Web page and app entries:
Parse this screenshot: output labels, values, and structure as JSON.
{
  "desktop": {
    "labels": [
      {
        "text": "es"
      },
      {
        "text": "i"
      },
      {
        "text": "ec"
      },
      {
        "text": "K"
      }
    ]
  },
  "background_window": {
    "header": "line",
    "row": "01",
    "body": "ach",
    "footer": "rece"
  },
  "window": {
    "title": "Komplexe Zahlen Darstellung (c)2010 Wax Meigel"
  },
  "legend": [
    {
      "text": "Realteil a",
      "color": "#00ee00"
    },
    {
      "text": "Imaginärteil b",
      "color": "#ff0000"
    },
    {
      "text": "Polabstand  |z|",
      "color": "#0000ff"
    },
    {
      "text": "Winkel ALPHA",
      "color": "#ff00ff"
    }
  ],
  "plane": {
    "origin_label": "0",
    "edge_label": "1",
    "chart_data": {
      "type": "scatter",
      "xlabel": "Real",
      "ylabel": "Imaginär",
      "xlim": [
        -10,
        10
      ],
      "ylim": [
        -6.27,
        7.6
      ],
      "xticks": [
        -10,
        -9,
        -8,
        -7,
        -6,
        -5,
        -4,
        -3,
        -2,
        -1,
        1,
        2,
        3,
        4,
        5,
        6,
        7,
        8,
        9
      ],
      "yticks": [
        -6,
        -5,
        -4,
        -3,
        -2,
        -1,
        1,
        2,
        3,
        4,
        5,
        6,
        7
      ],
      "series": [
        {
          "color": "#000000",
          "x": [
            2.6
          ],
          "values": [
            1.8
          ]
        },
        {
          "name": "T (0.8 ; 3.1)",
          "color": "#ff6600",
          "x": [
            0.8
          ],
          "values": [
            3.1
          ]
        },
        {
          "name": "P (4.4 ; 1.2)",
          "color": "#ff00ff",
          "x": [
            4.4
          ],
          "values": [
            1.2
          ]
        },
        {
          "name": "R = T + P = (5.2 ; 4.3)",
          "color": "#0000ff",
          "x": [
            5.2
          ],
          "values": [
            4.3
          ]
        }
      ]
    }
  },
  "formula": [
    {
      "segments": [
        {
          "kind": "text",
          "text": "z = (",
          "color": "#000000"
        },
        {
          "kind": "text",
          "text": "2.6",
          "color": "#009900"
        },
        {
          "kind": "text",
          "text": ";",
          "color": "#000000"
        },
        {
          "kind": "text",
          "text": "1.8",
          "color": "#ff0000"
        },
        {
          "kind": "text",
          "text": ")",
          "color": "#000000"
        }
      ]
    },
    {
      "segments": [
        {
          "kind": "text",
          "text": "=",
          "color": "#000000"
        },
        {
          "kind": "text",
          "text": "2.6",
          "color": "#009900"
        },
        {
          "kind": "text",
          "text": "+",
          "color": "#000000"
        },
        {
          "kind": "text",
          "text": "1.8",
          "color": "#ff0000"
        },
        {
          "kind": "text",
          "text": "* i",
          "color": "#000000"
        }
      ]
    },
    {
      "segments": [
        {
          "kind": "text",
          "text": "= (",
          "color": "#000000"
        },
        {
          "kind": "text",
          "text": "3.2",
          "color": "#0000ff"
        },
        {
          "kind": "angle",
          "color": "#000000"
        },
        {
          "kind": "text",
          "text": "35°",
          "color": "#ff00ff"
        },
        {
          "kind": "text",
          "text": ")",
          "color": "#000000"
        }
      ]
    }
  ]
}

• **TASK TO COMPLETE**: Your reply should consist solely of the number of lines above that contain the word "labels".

• **ANSWER**: 2